âIt will happen, it will work and it will be extremely fun,â said the then mogul. Later, in June of last year, the company insisted the first drone delivery service was “a matter of months.”
However, eight summers have passed since the idea was put on the table, and as of August 2021, the project lies in intensive care: the newly redesigned drones still need further testing, the service does. is not fully integrated with Amazon’s warehouse systems, and regulatory hurdles are still there.
As reported by Business intern, Prime Air employees in the UK said the project was chaotic. âManagers who had no technical knowledge of drones were recruited by other areas of Amazon’s business. “
Elsewhere, the project is lagging far behind, to the point of avoiding specific time estimates. They are not known to be more successful than a handful of pilot tests in extremely controlled environments.
Former employees said Wired that Amazon was constantly shifting priorities and every few months an American executive would arrive at Amazon headquarters with pizza to double their workload.
Still, the company has managed to become a retail and tech titan thanks to AWS and its online sales which soared during the pandemic.
Additionally, through Multi-Channel Fulfillment (MFC) – a division of the Fulfillment By Amazon (FBA) program – the company pursues the logistics industry in the United States by delivering orders from registered sellers at Walmart Inc (NYSE: WMT) , eBay Inc. (NASDAQ: EBAY) and Etsy Inc (NASDAQ: ETSY).

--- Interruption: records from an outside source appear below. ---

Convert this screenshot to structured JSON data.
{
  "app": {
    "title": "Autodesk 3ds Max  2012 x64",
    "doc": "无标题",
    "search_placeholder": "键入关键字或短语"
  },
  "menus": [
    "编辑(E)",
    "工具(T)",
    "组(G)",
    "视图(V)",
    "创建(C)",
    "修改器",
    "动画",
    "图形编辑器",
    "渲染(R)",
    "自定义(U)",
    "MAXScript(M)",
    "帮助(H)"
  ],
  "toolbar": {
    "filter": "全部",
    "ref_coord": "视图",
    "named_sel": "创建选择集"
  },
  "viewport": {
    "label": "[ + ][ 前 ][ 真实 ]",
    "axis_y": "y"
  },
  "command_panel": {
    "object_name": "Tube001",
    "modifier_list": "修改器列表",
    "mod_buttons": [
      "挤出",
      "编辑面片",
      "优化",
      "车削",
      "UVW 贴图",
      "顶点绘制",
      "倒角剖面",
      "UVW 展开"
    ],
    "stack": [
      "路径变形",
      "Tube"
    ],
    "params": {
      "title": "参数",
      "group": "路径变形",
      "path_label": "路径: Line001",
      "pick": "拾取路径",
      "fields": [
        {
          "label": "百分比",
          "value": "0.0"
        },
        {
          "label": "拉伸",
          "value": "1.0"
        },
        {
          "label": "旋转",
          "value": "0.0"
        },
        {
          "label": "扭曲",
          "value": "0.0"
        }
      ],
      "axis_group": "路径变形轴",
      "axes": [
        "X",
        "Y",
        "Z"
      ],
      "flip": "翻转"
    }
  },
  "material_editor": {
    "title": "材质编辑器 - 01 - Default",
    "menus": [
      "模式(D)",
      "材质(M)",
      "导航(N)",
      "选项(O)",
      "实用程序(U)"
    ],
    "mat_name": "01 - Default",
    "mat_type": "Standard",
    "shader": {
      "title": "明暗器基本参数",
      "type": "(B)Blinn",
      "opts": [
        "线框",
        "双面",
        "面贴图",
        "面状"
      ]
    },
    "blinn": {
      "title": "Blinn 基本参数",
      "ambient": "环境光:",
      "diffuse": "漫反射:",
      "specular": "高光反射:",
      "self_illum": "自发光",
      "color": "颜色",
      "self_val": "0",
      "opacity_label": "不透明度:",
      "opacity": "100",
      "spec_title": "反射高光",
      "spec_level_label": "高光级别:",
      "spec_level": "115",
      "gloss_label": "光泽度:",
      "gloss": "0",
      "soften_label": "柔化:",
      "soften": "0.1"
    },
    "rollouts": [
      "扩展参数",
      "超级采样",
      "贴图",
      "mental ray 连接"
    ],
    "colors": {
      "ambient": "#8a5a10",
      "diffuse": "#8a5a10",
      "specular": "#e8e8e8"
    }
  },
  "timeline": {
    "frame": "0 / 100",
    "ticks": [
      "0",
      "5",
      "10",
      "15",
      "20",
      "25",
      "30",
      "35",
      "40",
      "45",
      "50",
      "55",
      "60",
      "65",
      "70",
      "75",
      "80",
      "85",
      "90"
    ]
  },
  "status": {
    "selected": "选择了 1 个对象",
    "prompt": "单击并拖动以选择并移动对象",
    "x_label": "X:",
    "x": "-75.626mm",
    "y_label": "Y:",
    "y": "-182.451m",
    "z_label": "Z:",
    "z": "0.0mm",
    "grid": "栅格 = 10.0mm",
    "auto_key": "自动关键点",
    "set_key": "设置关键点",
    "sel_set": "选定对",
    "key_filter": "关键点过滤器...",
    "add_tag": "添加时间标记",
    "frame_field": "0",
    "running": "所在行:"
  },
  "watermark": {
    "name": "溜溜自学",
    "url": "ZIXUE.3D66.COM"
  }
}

Amazon is also threatening to become a huge entertainment freak with the $ 8.45 billion acquisition of MGM, which could portend unfair competition in the juicy streaming industry.
The company has come under fire with charges of cutting its wages every time it opens new facilities. According to The Economist, “When Amazon entered Lexington County, South Carolina, warehouse workers’ annual earnings increased from $ 47,000 to $ 32,000.”
Reveal News disclosed an investigation last September indicating that the company’s serious injury rate “was double the industry average.” When asked to comment, Amazon declined.
Amazon is part of Entrepreneurs index, which tracks 60 of the largest publicly traded companies managed by their founders or the families of their founders.